Jan. 13, 2020, 1:36 p.m. EST

Would the Sharks Pay 25x for the $SPX

Jan 13, 2020 (Stock Traders Daily via COMTEX) -- The Stock market seems like it is going up every day, the little volatility there has been so far in 2020 was experienced in afterhours trading so normal investors didn't even see it, and traders think it is 2017 all over again. There are material similarities between 2020 and 2017, so let’s take a look at the important ones, and what could be the most material difference too.

Should we be partying like it was 2017?

In 2017 the market moved higher consistently with very little volatility, institutional investors piggybacked on the ECB, who was buying about $60 billion euros per month of global assets, and the Price Earnings (PE) multiple on the stock market increased aggressively. The PE on the S&P 500 ended the year close to 25x, and experienced a multiple expansion of about 5.6% (from 2016). S&P 500 ETF (PSE:SPY) .

With multiples hovering around 25x as the year began, calendar 2018 brought surprising volatility, the markets declined, and the multiples fell modestly. One coincidence is that the PE on the Market as 2020 begins is again near 25x, like it was in 2017-2018, and that raises questions.

Maybe 25x is the bottom of a resistance range for valuation; there is always a point where things are too expensive of course, and 25x might be the beginning of that range.

Would the Sharks on Shark Tank pay 25x earnings for a company?

Where a prudent investor might consider valuation before making a decision, there is one source of asset demand that doesn’t care about valuation at all. That is, the ECB. The ECB is engaged in a regimented bond buying program, like they were back in 2017, and they are going to do it no matter how expensive things get, or how high the PE multiple becomes.
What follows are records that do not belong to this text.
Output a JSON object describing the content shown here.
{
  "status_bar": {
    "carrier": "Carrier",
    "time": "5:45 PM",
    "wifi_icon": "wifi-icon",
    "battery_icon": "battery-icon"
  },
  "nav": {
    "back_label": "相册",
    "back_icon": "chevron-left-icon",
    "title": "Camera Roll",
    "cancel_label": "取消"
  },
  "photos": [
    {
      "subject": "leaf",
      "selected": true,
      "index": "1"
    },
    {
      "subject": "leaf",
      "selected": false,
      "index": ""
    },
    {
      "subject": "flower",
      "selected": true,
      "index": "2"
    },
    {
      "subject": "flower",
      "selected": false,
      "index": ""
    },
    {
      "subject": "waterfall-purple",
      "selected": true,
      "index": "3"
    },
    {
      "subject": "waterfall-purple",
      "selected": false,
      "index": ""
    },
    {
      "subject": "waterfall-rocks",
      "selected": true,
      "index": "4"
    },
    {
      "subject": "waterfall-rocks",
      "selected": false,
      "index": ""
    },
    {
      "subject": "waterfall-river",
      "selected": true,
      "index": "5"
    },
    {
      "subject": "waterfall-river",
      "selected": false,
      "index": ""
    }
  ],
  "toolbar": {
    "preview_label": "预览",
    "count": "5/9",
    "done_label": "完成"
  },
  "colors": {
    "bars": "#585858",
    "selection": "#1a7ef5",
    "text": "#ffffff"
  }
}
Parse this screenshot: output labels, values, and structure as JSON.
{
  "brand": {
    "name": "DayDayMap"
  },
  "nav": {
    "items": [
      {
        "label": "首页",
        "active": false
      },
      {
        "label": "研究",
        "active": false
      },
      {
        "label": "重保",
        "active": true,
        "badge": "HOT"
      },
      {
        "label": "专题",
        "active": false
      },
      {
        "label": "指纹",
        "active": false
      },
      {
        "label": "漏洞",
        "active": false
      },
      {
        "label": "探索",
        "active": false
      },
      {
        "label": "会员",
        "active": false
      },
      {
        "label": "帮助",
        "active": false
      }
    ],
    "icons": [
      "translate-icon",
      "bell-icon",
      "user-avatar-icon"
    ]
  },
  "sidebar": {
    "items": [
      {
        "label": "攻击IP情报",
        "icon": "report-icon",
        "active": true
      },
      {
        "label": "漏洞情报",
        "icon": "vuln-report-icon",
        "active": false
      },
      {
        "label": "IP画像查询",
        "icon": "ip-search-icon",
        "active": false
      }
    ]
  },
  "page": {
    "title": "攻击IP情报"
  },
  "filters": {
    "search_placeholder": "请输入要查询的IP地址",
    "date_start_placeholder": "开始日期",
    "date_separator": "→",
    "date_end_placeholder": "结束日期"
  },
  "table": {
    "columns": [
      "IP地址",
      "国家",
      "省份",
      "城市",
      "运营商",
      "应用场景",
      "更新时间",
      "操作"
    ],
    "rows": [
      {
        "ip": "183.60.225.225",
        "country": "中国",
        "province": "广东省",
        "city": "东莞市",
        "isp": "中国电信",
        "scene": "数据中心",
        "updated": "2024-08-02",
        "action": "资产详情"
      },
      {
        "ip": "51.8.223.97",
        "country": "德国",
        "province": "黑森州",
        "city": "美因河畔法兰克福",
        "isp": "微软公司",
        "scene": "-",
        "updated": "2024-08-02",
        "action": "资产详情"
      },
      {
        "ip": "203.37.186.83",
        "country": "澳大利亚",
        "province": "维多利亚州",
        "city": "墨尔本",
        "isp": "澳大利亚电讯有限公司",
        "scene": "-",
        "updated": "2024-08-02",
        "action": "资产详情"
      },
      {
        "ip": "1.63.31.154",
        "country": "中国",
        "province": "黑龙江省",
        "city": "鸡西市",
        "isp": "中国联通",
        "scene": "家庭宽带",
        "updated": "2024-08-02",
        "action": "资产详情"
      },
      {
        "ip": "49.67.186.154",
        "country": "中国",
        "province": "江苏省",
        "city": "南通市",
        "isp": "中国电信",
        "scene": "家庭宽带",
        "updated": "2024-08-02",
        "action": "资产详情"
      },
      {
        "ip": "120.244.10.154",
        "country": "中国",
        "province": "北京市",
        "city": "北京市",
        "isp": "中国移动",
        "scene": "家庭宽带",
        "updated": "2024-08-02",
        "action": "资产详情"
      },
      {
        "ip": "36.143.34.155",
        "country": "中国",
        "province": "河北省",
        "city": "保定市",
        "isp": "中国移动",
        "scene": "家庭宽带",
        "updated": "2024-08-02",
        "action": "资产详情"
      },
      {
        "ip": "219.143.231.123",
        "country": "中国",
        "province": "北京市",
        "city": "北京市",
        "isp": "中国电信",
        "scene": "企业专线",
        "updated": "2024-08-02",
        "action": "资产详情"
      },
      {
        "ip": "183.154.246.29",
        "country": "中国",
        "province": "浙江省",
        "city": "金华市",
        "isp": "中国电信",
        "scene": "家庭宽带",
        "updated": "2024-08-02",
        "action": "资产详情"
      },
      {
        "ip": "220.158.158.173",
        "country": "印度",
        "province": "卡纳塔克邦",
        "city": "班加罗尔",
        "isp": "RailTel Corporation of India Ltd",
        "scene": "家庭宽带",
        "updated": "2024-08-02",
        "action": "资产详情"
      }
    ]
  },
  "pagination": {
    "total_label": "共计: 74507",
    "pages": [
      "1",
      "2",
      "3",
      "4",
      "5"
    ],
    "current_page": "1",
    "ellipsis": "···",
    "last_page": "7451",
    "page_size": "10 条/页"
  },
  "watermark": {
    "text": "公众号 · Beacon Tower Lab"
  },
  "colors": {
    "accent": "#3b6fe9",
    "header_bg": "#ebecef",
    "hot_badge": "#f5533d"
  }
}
This is almost like it was in 2017, except the ECB is only buying $30B Euros per month this time, half of what they were in 2017. So far that seems like a non-issue though; institutional investors remember how they piggybacked the ECB in 2017, and it was easy to get back on the bandwagon.

That leads us to the material difference between 2020 and 2017.

The Material difference is that the PE is already near 25x as 2020 begins, where that high of a multiple wasn’t seen until the end of 2017. The buying pressure by the ECB is half of what it was, but the combined influence with piggybacking is basically the same. This tells us the multiple can get higher, and the market can see a multiple expansion similar to 2017 again, so long as these catalysts remain.

Once the catalysts change though, and we expect it to happen soon, the market will likely have a PE that is higher than 25x, valuation concerns could be more intense, and the stock market could run the risk of becoming more like 2018 instead.

So far it is 2017 all over again, but we need to monitor the Central Banks closely.

For a more detailed description of the catalysts referenced above please visit Stock Traders Daily.


Link to MarketWatch's Slice.